iOS handles audio behavior at the app, inter-app, and device levels through audio sessions and the
AVAudioSession API, you resolve questions such as:
Should your app’s audio be silenced by the Ring/Silent switch? Yes, if audio is not essential to your app. An example is an app that lets users take notes in a meeting without its sound disturbing others. But a pronouncing dictionary should ignore the Ring/Silent switch and always play—the central purpose of the app requires sound.
Should music continue when your audio starts? Yes, if your app is a virtual piano that lets users play along to songs from their music libraries. On the other hand, music should stop when your app starts if your app plays streaming Internet radio.
Users may plug in or unplug headsets, phone calls may arrive, and alarms may sound. Indeed, the audio environment on an iOS device is quite complex. iOS does the heavy lifting, while you employ audio session APIs to specify configuration and to respond gracefully to system requests, using very little code.
At a Glance
AVAudioSession gives you control your app’s audio behavior. You can:
Select the appropriate input and output routes for your app
Determine how your app integrates audio from other apps
Handle interruptions from other apps
Automatically configure audio for the type of app your are creating
An Audio Session Encapsulates a Set of Behaviors
An audio session is the intermediary between your app and iOS used to configure your app’s audio behavior. Upon launch, your app automatically gets a singleton audio session.
Categories Express Audio Roles
The primary mechanism for expressing audio behaviors is the audio session category. By setting the category, you indicate whether your app uses input or output routes, whether you want music to continue playing along with your audio, and so on. The behavior you specify should meet user expectations as described in “Sound” in iOS Human Interface Guidelines.
Seven audio session categories, along with a set of override and modifier switches, let you customize audio behavior according to your app’s personality or role. Various categories support playback, recording, and playback along with recording. When the system knows your app’s audio role, it affords you appropriate access to hardware resources. The system also ensures that other audio on the device behaves in a way that works for your app; for example, if you need the Music app to be interrupted, it is.
Modes Customize Categories
Users expect certain behaviors from certain categories of apps. Modes specialize the behavior of a given category. For example, when an app uses the Video Recording mode, the system may choose a different built-in microphone than it would if it was using the default mode. The system may also engage microphone signal processing that is tuned for video recording use cases.
Notifications Support Interruption Handling
An audio interruption is the deactivation of your app’s audio session—which immediately stops your audio. Interruptions occur when a competing audio session from an app activates and that session is not categorized by the system to mix with yours.
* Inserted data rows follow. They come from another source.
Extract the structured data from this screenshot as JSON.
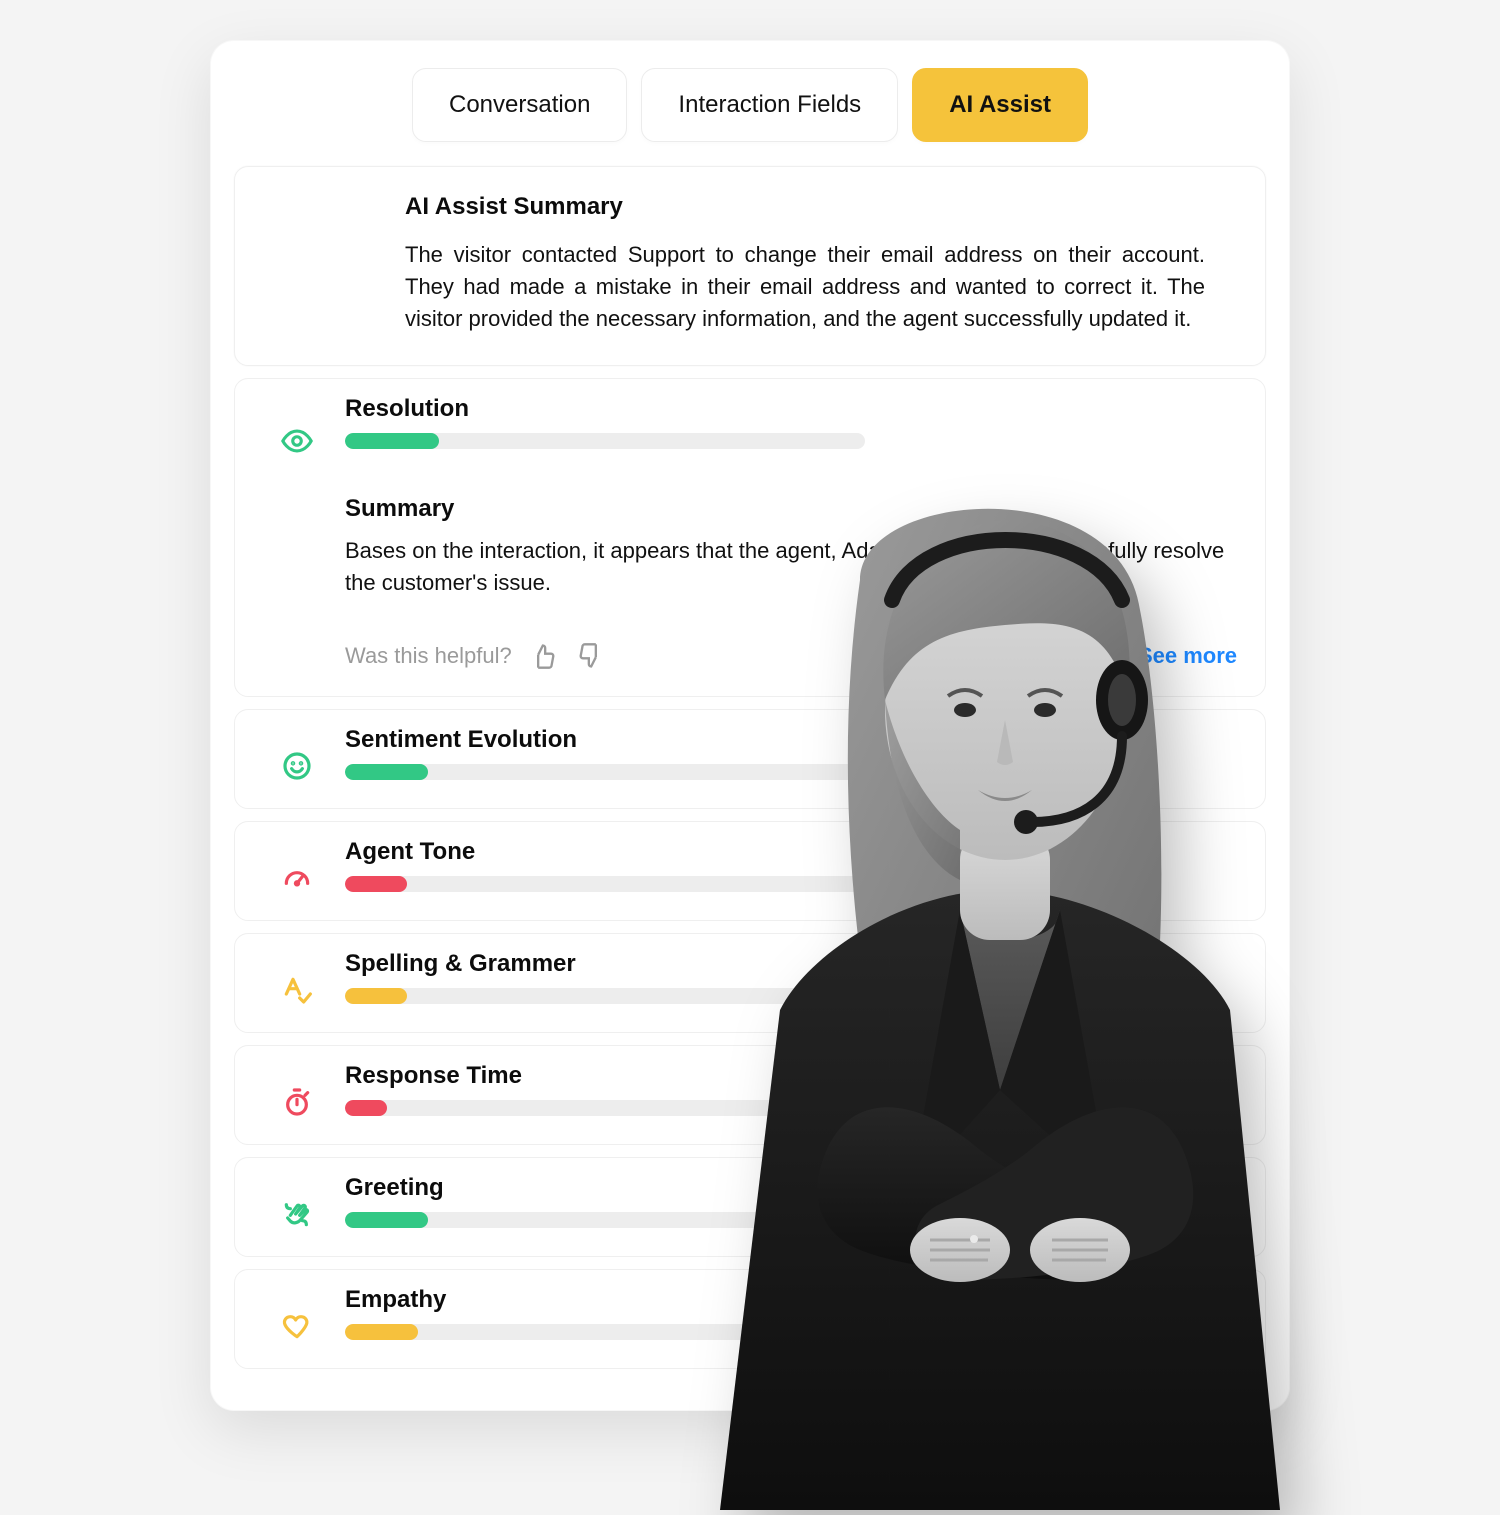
{
  "tabs": {
    "conversation": "Conversation",
    "interaction_fields": "Interaction Fields",
    "ai_assist": "AI Assist"
  },
  "summary": {
    "title": "AI Assist Summary",
    "body": "The visitor contacted Support to change their email address on their account. They had made a mistake in their email address and wanted to correct it. The visitor provided the necessary information, and the agent successfully updated it."
  },
  "resolution": {
    "title": "Resolution",
    "fill_pct": 18,
    "subtitle": "Summary",
    "body": "Bases on the interaction, it appears that the agent, Adam, was able to successfully resolve the customer's issue.",
    "feedback_prompt": "Was this helpful?",
    "see_more": "See more"
  },
  "metrics": [
    {
      "id": "sentiment",
      "label": "Sentiment Evolution",
      "color": "green",
      "fill_pct": 16,
      "icon": "smile-icon",
      "icon_color": "#32c885"
    },
    {
      "id": "tone",
      "label": "Agent Tone",
      "color": "red",
      "fill_pct": 12,
      "icon": "gauge-icon",
      "icon_color": "#ef4a5e"
    },
    {
      "id": "spelling",
      "label": "Spelling & Grammer",
      "color": "yellow",
      "fill_pct": 12,
      "icon": "spellcheck-icon",
      "icon_color": "#f6c13d"
    },
    {
      "id": "response",
      "label": "Response Time",
      "color": "red",
      "fill_pct": 8,
      "icon": "stopwatch-icon",
      "icon_color": "#ef4a5e"
    },
    {
      "id": "greeting",
      "label": "Greeting",
      "color": "green",
      "fill_pct": 16,
      "icon": "wave-icon",
      "icon_color": "#32c885"
    },
    {
      "id": "empathy",
      "label": "Empathy",
      "color": "yellow",
      "fill_pct": 14,
      "icon": "heart-icon",
      "icon_color": "#f6c13d"
    }
  ]
}
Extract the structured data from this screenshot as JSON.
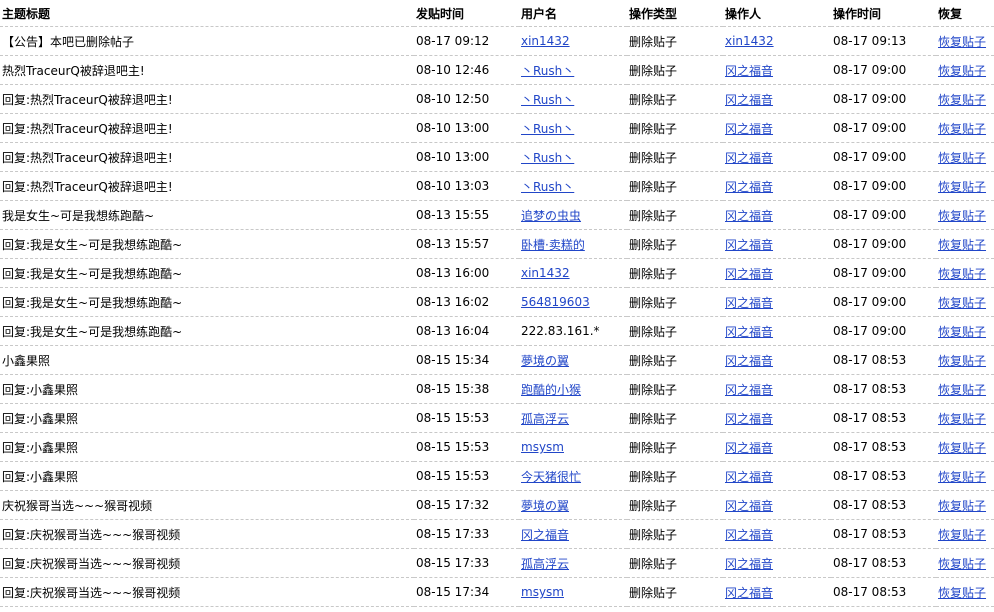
{
  "headers": {
    "title": "主题标题",
    "post_time": "发贴时间",
    "username": "用户名",
    "op_type": "操作类型",
    "operator": "操作人",
    "op_time": "操作时间",
    "restore": "恢复"
  },
  "colors": {
    "link": "#2146c8",
    "divider": "#c8c8c8"
  },
  "rows": [
    {
      "title": "【公告】本吧已删除帖子",
      "post_time": "08-17 09:12",
      "user": "xin1432",
      "user_link": true,
      "op_type": "删除贴子",
      "operator": "xin1432",
      "op_time": "08-17 09:13",
      "restore": "恢复贴子"
    },
    {
      "title": "热烈TraceurQ被辞退吧主!",
      "post_time": "08-10 12:46",
      "user": "丶Rush丶",
      "user_link": true,
      "op_type": "删除贴子",
      "operator": "冈之福音",
      "op_time": "08-17 09:00",
      "restore": "恢复贴子"
    },
    {
      "title": "回复:热烈TraceurQ被辞退吧主!",
      "post_time": "08-10 12:50",
      "user": "丶Rush丶",
      "user_link": true,
      "op_type": "删除贴子",
      "operator": "冈之福音",
      "op_time": "08-17 09:00",
      "restore": "恢复贴子"
    },
    {
      "title": "回复:热烈TraceurQ被辞退吧主!",
      "post_time": "08-10 13:00",
      "user": "丶Rush丶",
      "user_link": true,
      "op_type": "删除贴子",
      "operator": "冈之福音",
      "op_time": "08-17 09:00",
      "restore": "恢复贴子"
    },
    {
      "title": "回复:热烈TraceurQ被辞退吧主!",
      "post_time": "08-10 13:00",
      "user": "丶Rush丶",
      "user_link": true,
      "op_type": "删除贴子",
      "operator": "冈之福音",
      "op_time": "08-17 09:00",
      "restore": "恢复贴子"
    },
    {
      "title": "回复:热烈TraceurQ被辞退吧主!",
      "post_time": "08-10 13:03",
      "user": "丶Rush丶",
      "user_link": true,
      "op_type": "删除贴子",
      "operator": "冈之福音",
      "op_time": "08-17 09:00",
      "restore": "恢复贴子"
    },
    {
      "title": "我是女生~可是我想练跑酷~",
      "post_time": "08-13 15:55",
      "user": "追梦の虫虫",
      "user_link": true,
      "op_type": "删除贴子",
      "operator": "冈之福音",
      "op_time": "08-17 09:00",
      "restore": "恢复贴子"
    },
    {
      "title": "回复:我是女生~可是我想练跑酷~",
      "post_time": "08-13 15:57",
      "user": "卧槽·卖糕的",
      "user_link": true,
      "op_type": "删除贴子",
      "operator": "冈之福音",
      "op_time": "08-17 09:00",
      "restore": "恢复贴子"
    },
    {
      "title": "回复:我是女生~可是我想练跑酷~",
      "post_time": "08-13 16:00",
      "user": "xin1432",
      "user_link": true,
      "op_type": "删除贴子",
      "operator": "冈之福音",
      "op_time": "08-17 09:00",
      "restore": "恢复贴子"
    },
    {
      "title": "回复:我是女生~可是我想练跑酷~",
      "post_time": "08-13 16:02",
      "user": "564819603",
      "user_link": true,
      "op_type": "删除贴子",
      "operator": "冈之福音",
      "op_time": "08-17 09:00",
      "restore": "恢复贴子"
    },
    {
      "title": "回复:我是女生~可是我想练跑酷~",
      "post_time": "08-13 16:04",
      "user": "222.83.161.*",
      "user_link": false,
      "op_type": "删除贴子",
      "operator": "冈之福音",
      "op_time": "08-17 09:00",
      "restore": "恢复贴子"
    },
    {
      "title": "小鑫果照",
      "post_time": "08-15 15:34",
      "user": "夢境の翼",
      "user_link": true,
      "op_type": "删除贴子",
      "operator": "冈之福音",
      "op_time": "08-17 08:53",
      "restore": "恢复贴子"
    },
    {
      "title": "回复:小鑫果照",
      "post_time": "08-15 15:38",
      "user": "跑酷的小猴",
      "user_link": true,
      "op_type": "删除贴子",
      "operator": "冈之福音",
      "op_time": "08-17 08:53",
      "restore": "恢复贴子"
    },
    {
      "title": "回复:小鑫果照",
      "post_time": "08-15 15:53",
      "user": "孤高浮云",
      "user_link": true,
      "op_type": "删除贴子",
      "operator": "冈之福音",
      "op_time": "08-17 08:53",
      "restore": "恢复贴子"
    },
    {
      "title": "回复:小鑫果照",
      "post_time": "08-15 15:53",
      "user": "msysm",
      "user_link": true,
      "op_type": "删除贴子",
      "operator": "冈之福音",
      "op_time": "08-17 08:53",
      "restore": "恢复贴子"
    },
    {
      "title": "回复:小鑫果照",
      "post_time": "08-15 15:53",
      "user": "今天猪很忙",
      "user_link": true,
      "op_type": "删除贴子",
      "operator": "冈之福音",
      "op_time": "08-17 08:53",
      "restore": "恢复贴子"
    },
    {
      "title": "庆祝猴哥当选~~~猴哥视频",
      "post_time": "08-15 17:32",
      "user": "夢境の翼",
      "user_link": true,
      "op_type": "删除贴子",
      "operator": "冈之福音",
      "op_time": "08-17 08:53",
      "restore": "恢复贴子"
    },
    {
      "title": "回复:庆祝猴哥当选~~~猴哥视频",
      "post_time": "08-15 17:33",
      "user": "冈之福音",
      "user_link": true,
      "op_type": "删除贴子",
      "operator": "冈之福音",
      "op_time": "08-17 08:53",
      "restore": "恢复贴子"
    },
    {
      "title": "回复:庆祝猴哥当选~~~猴哥视频",
      "post_time": "08-15 17:33",
      "user": "孤高浮云",
      "user_link": true,
      "op_type": "删除贴子",
      "operator": "冈之福音",
      "op_time": "08-17 08:53",
      "restore": "恢复贴子"
    },
    {
      "title": "回复:庆祝猴哥当选~~~猴哥视频",
      "post_time": "08-15 17:34",
      "user": "msysm",
      "user_link": true,
      "op_type": "删除贴子",
      "operator": "冈之福音",
      "op_time": "08-17 08:53",
      "restore": "恢复贴子"
    }
  ]
}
After your session goes inactive, the system sends a “you were interrupted” message which you can respond to by saving state, updating the user interface, and so on.
To handle interruptions, register for
AVAudioSessionInterruptionNotification provided in
AVAudioSession. Write your
endInterruption methods to ensure the minimum possible disruption, and the most graceful possible recovery, from the perspective of the user.
Notifications Support Audio Route Change Handling
Users have particular expectations when they initiate an audio route change by docking or undocking a device, or by plugging in or unplugging a headset. “Sound” in iOS Human Interface Guidelines describes these expectations and provides guidelines on how to meet them. Handle route changes by registering for
Categories Support Advanced Features
You can fine-tune an audio session category in a variety of ways. Depending on the category, you can:
Allow other audio (such as from the Music app) to mix with yours when a category normally disallows it.
Change the audio output route from the receiver to the speaker.
Allow Bluetooth audio input.
Specify that other audio should reduce in volume (“duck”) when your audio plays.
Optimize your app for device hardware at runtime. Your code adapts to the device it’s running on and to changes initiated by the user (such as by plugging in a headset) as your app runs.
Be familiar with Cocoa Touch development as introduced in iOS App Programming Guide and with the basics of Core Audio as described in that document and in Core Audio Overview. Because audio sessions bear on practical end-user scenarios also be familiar with iOS devices, and with iOS Human Interface Guidelines, especially the “Sound” in iOS Human Interface Guidelines section in iOS Human Interface Guidelines.
You may find the following resources helpful:
AVAudioSession Class Reference, which describes the Objective-C interface for configuring and using this technology.
AddMusic, a sample code project that demonstrates use of an audio session object in the context of a playback app. This sample also demonstrates coordination between app audio and Music app audio.